Skip to content
This repository

Changes related to node 

sindresorhus edited this page · 14 revisions

Pages 70

Clone this wiki locally

This document is still under construction

console

Since node-webkit supports GUI applications instead of console applications, the output of console.log() (and other similar methods such as console.warn() and console.error()) is redirected to WebKit's console. You may see it in your “Developer Tools” window (on its “Console” tab).

process

A couple of new fields is added to the global process object:

  • process.versions['node-webkit'] is set with node-webkit's version.
  • process.versions['chromium'] is set with the chromium version which node-webkit is based on. (since v0.7.3)
  • process.mainModule is set for the start page (such as index.html) as specified in the manifest's main field. However, when the node-main field is also specified in the manifest, process.mainModule points to the file specified in the node-main field.

global

The following names are inserted to the global object in Node's context:

  • require - this is the require() function within the main module.

require

Behaviour of relative paths in Node's require() method depends on how the parent file is used in the application (where “the parent file” is the file in which the require() method is called):

  • If the parent file was also required by Node (using require()), then the child's relative path is treated as relative to its parent.
  • If the parent file is included by WebKit (using any web technology: classic DOM window.open(), node-webkit's Window.open(), classic DOM XMLHttpRequest, jQuery's $.getScript(), HTML <script src="..."> element, etc.), then the child's relative path is treated as relative to the application's root directory.

crypto

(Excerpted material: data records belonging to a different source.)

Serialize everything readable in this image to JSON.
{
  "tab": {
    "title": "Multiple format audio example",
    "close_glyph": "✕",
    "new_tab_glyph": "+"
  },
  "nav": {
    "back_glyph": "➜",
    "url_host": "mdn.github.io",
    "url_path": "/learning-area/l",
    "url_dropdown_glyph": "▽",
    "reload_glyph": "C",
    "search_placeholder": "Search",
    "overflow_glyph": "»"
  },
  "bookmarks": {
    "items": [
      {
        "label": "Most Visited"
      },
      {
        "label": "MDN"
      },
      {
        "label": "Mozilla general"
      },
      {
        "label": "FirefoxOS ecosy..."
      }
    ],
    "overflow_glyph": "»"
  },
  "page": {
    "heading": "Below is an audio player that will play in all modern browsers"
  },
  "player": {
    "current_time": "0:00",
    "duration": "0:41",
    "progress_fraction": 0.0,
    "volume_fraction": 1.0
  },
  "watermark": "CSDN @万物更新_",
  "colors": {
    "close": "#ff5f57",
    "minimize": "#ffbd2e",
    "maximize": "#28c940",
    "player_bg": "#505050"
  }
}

WebKit (Chrome) has its own DOM crypto object. When you require() the Node API module of the same name (see http://nodejs.org/docs/latest/api/crypto.html for details), you have to use some other name (see issue 540 for example).

__dirname

Only Node modules (called by require() method) can use the __dirname global to read the path to their file's directory.

This global is not available in WebKit's context (including the “Developer Tools” window).

Workaround

Put exports.dirname = __dirname; in a util.js file and require it in your main JS file:

var dirname = require('./util').dirname;

console.log(dirname);
//=> /Users/johndoe/dev/project/

require('child_process')

Currently child_process.fork is broken in node-webkit.

Something went wrong with that request. Please try again.